Art market

In pictures: lost world barely touched by industrial revolution captured in first photographs of Sussex

Album by Thomas Honywood, pioneer of photography in England, will be auctioned on 28 October

An album of the earliest known photographs of Victorian Sussex, capturing a lost world of a small market town and its rural hinterland barely touched by the industrial revolution, is coming up for auction this month, at Chiswick Auctions in London, estimated at up to £70,000.

The photographs were all taken by Thomas Honywood, son of a Sussex builder, a Victorian polymath who was also an amateur archaeologist and historian, and a pillar of Horsham life as captain for decades of the Horsham Volunteer Fire Brigade. The public was sometimes admitted to his home and eclectic collections—the sale after his death in 1888 included Chinese porcelain, stuffed birds, and a leather bag of “very old buttons”

His album immortalises local landscapes, his friends and neighbours, the fire officers in gleaming brass helmets and the brigade band about to play a leading role in a town festival, solemn little girls holding Christmas wreaths, and agricultural workers in smocks.

The photographs were taken in the late 1840s and early 1850s, making him one of the pioneers of photography in England, working within a decade of Henry Fox Talbot inventing the calotype technique of permanently fixing photographic images.
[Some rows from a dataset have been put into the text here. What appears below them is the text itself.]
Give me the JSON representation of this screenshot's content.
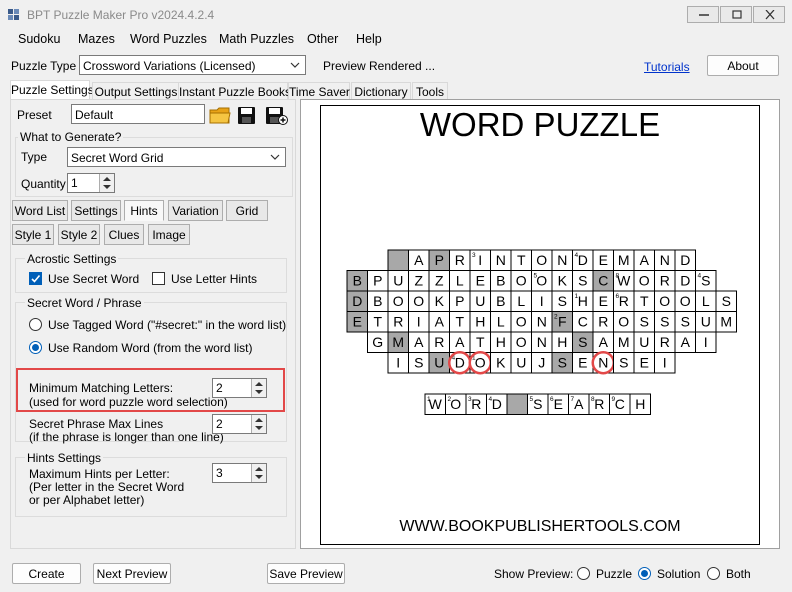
{
  "window": {
    "title": "BPT Puzzle Maker Pro v2024.4.2.4"
  },
  "menu": [
    "Sudoku",
    "Mazes",
    "Word Puzzles",
    "Math Puzzles",
    "Other",
    "Help"
  ],
  "toolbar": {
    "puzzle_type_label": "Puzzle Type",
    "puzzle_type_value": "Crossword Variations (Licensed)",
    "status": "Preview Rendered ...",
    "tutorials_link": "Tutorials",
    "about_button": "About"
  },
  "tabs": [
    "Puzzle Settings",
    "Output Settings",
    "Instant Puzzle Books",
    "Time Saver",
    "Dictionary",
    "Tools"
  ],
  "settings": {
    "preset_label": "Preset",
    "preset_value": "Default",
    "what_to_generate": "What to Generate?",
    "type_label": "Type",
    "type_value": "Secret Word Grid",
    "quantity_label": "Quantity",
    "quantity_value": "1",
    "subtabs_row1": [
      "Word List",
      "Settings",
      "Hints",
      "Variation",
      "Grid"
    ],
    "subtabs_row2": [
      "Style 1",
      "Style 2",
      "Clues",
      "Image"
    ],
    "acrostic_title": "Acrostic Settings",
    "use_secret_word": "Use Secret Word",
    "use_letter_hints": "Use Letter Hints",
    "secret_phrase_title": "Secret Word / Phrase",
    "use_tagged_word": "Use Tagged Word (\"#secret:\" in the word list)",
    "use_random_word": "Use Random Word (from the word list)",
    "min_matching_label1": "Minimum Matching Letters:",
    "min_matching_label2": "(used for word puzzle word selection)",
    "min_matching_value": "2",
    "max_lines_label1": "Secret Phrase Max Lines",
    "max_lines_label2": "(if the phrase is longer than one line)",
    "max_lines_value": "2",
    "hints_title": "Hints Settings",
    "max_hints_label1": "Maximum Hints per Letter:",
    "max_hints_label2": "(Per letter in the Secret Word",
    "max_hints_label3": "or per Alphabet letter)",
    "max_hints_value": "3"
  },
  "preview": {
    "title": "WORD PUZZLE",
    "footer": "WWW.BOOKPUBLISHERTOOLS.COM",
    "grid_rows": [
      {
        "start": 2,
        "cells": [
          "#",
          "A",
          "P",
          "R",
          "I",
          "N",
          "T",
          "O",
          "N",
          "D",
          "E",
          "M",
          "A",
          "N",
          "D"
        ],
        "nums": {
          "4": "3",
          "9": "4"
        }
      },
      {
        "start": 0,
        "cells": [
          "B",
          "P",
          "U",
          "Z",
          "Z",
          "L",
          "E",
          "B",
          "O",
          "O",
          "K",
          "S",
          "C",
          "W",
          "O",
          "R",
          "D",
          "S"
        ],
        "nums": {
          "9": "5",
          "13": "8",
          "17": "4"
        }
      },
      {
        "start": 0,
        "cells": [
          "D",
          "B",
          "O",
          "O",
          "K",
          "P",
          "U",
          "B",
          "L",
          "I",
          "S",
          "H",
          "E",
          "R",
          "T",
          "O",
          "O",
          "L",
          "S"
        ],
        "nums": {
          "11": "1",
          "13": "6"
        }
      },
      {
        "start": 0,
        "cells": [
          "E",
          "T",
          "R",
          "I",
          "A",
          "T",
          "H",
          "L",
          "O",
          "N",
          "F",
          "C",
          "R",
          "O",
          "S",
          "S",
          "S",
          "U",
          "M"
        ],
        "nums": {
          "10": "2"
        }
      },
      {
        "start": 1,
        "cells": [
          "G",
          "M",
          "A",
          "R",
          "A",
          "T",
          "H",
          "O",
          "N",
          "H",
          "S",
          "A",
          "M",
          "U",
          "R",
          "A",
          "I"
        ],
        "nums": {}
      },
      {
        "start": 2,
        "cells": [
          "I",
          "S",
          "U",
          "D",
          "O",
          "K",
          "U",
          "J",
          "S",
          "E",
          "N",
          "S",
          "E",
          "I"
        ],
        "nums": {
          "3": "4",
          "4": "1"
        }
      }
    ],
    "shaded": [
      "0-2",
      "1-0",
      "1-12",
      "2-0",
      "3-0",
      "3-10",
      "4-1",
      "4-10",
      "5-2",
      "5-8"
    ],
    "circles": [
      "5-3",
      "5-4",
      "5-10",
      "5-14"
    ],
    "secret": [
      "W",
      "O",
      "R",
      "D",
      "#",
      "S",
      "E",
      "A",
      "R",
      "C",
      "H"
    ],
    "secret_nums": [
      "1",
      "2",
      "3",
      "4",
      "",
      "5",
      "6",
      "7",
      "8",
      "9",
      ""
    ]
  },
  "bottom": {
    "create": "Create",
    "next_preview": "Next Preview",
    "save_preview": "Save Preview",
    "show_preview": "Show Preview:",
    "opt_puzzle": "Puzzle",
    "opt_solution": "Solution",
    "opt_both": "Both"
  }
}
Honywood also experimented with stereoscope images, twin photographs which gave a 3D effect through a special viewer, and patented his Nature Printing technique for printing direct from flowers and ferns onto different surfaces, which he exhibited at the International Inventions Exhibition in London in 1885.

Austin Farahar, the head of the photographic department at the auction house, regards the album as of outstanding historic interest, and hopes it may be acquired by a museum or public collection.

Jeremy Knight, the curator of the Horsham Museum, believes the sale will gain Honywood long overdue recognition: “He will become appreciated for the genius that he was, a nationally important figure in the story of British photography.” He concedes sadly that the album is beyond the pockets of a local museum—which will reopen next summer—but it does have an amount of material relating to Honywood including archaeological finds such as the “Horsham Hoard” of medieval pottery, and a portrait subscribed to by the towns people honouring his long service with the fire brigade.

The album will be sold at Chiswick Auctions on 28 October.

• All images courtesy of Chiswick Auctions